**Table 3. Interpretation of Cohen’s kappa.**

**Figure 1. Components of data in a research data set.***coefficient of determination*(COD) is directly interpretable. The COD is explained as the amount of variation in the dependent variable that can be explained by the independent variable. While the true COD is calculated only on the Pearson r, an estimate of variance accounted for can be obtained for any correlation statistic by squaring the correlation value. By extension, the squaring the kappa translates conceptually to the amount of accuracy (i.e. the reverse of error) in the data due to congruence among the data collectors. Figure 2 displays an estimate of the amount of correct and incorrect data in research data sets by the level of congruence as measured by either percent agreement or kappa.

**Figure 2.** Graphical representation of amount of correct data by % agreement or squared kappa value.

^{1}represents column 1 marginal

^{2}represents column 2 marginal

^{1}represents row 1 marginal,

^{2}represents row 2 marginal, and

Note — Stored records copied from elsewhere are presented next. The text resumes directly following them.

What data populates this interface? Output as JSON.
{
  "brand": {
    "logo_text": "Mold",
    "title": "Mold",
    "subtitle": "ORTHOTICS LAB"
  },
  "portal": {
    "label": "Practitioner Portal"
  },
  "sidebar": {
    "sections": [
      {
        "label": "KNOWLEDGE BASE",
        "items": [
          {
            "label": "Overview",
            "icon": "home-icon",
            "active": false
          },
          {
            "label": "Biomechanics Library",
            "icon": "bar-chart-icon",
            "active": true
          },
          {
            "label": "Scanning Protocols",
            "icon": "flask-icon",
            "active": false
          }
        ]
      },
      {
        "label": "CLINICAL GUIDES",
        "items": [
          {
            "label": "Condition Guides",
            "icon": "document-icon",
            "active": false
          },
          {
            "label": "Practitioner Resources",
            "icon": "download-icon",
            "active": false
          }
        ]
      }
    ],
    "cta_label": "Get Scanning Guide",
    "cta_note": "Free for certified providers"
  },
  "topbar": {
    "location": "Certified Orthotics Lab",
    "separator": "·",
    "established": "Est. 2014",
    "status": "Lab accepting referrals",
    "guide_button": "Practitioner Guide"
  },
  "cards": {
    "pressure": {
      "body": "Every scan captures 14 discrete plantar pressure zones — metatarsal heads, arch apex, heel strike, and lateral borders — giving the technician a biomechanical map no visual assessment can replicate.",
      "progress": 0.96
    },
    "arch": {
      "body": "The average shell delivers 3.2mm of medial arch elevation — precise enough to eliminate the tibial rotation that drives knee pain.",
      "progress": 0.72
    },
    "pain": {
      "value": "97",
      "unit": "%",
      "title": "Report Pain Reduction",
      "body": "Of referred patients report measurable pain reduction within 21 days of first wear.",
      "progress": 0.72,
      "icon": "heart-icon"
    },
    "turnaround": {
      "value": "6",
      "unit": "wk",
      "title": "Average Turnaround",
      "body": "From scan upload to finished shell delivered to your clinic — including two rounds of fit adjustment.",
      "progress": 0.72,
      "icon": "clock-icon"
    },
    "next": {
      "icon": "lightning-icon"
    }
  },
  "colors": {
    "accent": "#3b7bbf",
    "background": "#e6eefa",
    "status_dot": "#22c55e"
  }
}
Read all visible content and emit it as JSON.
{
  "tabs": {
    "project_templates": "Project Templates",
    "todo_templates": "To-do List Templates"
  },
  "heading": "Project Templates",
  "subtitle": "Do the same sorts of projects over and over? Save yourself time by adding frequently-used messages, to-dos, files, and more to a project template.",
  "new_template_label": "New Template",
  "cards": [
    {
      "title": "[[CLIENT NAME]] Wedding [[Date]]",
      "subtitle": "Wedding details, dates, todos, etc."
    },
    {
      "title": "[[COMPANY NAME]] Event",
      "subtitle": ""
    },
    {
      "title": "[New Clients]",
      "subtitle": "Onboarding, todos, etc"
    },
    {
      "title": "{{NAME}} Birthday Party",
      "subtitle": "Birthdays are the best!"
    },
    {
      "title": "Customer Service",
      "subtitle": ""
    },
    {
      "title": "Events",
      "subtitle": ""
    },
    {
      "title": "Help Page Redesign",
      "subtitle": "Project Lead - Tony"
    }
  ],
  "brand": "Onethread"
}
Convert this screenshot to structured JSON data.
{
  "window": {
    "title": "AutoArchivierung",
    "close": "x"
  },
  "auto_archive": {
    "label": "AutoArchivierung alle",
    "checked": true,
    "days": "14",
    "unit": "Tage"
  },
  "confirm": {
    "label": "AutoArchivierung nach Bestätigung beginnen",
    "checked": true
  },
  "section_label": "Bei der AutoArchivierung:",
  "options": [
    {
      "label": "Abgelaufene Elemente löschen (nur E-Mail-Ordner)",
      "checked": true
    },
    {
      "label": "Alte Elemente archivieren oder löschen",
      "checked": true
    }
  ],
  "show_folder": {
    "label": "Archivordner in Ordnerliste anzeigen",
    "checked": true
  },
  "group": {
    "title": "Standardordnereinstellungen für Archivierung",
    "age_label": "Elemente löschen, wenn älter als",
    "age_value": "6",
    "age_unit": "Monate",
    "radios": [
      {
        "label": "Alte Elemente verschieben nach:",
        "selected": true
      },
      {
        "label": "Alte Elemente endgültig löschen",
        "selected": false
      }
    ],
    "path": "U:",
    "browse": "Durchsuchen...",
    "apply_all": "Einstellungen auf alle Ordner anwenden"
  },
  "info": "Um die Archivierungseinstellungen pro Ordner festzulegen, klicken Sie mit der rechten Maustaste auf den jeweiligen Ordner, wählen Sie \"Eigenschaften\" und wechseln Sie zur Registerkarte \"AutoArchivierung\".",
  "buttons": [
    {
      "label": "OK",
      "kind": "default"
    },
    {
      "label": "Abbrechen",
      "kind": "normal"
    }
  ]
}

**Figure 3. Data for kappa calculation example.***versus*the automated raters for the kappa (κ = 0.555), but the same data produced an excellent percent agreement of 94.2%. The problem of interpreting these two statistics’ results is this: how shall researchers decide if the raters reliable or not? Are the obtained results indicative of the great majority of patients receiving accurate laboratory results and thus correct medical diagnoses or not? In the same study, the researchers selected one data collector as the standard and compared five other technicians’ results with the standard. While data sufficient to calculate a percent agreement are not provided in the paper, the kappa results were only moderate. How shall the laboratory director know if the results represent good quality readings with only a small amount of disagreement among the trained laboratory technicians, or if a serious problem exists and further training is needed? Unfortunately, the kappa statistic does not provide enough information to make such a decision. Furthermore, a kappa may have such a wide confidence interval (CI) that it includes anything from good to poor agreement.

*Confidence intervals for kappa*

_{κ}) is multiplied. The formula for a confidence interval is:

**κ - 1.96**

*x***SE**

_{κ}to κ + 1.96

*x***SE**

_{κ}_{κ}) the following formula should be used:

_{e }= 0.57, and N = 222

*x*0.037 to 0.85 + 1.96

*x*0.037, which calculates to an interval of 0.77748 to 0.92252 which rounds to a confidence interval of 0.78 to 0.92. It should be noted that the SE

_{κ}is partially dependent upon sample size. The larger the number of observations measured, the smaller the expected standard error. While the kappa can be calculated for fairly small sample sizes (e.g. 5), the CI for such studies is likely to be quite wide resulting in “no agreement” being within the CI. As a general heuristic, sample sizes should not consist of less than 30 comparisons. Sample sizes of 1,000 or more are mathematically most likely to produce very small CIs, which means the estimate of agreement is likely to be very precise.

**Figure 4. Calculation of the kappa statistic.**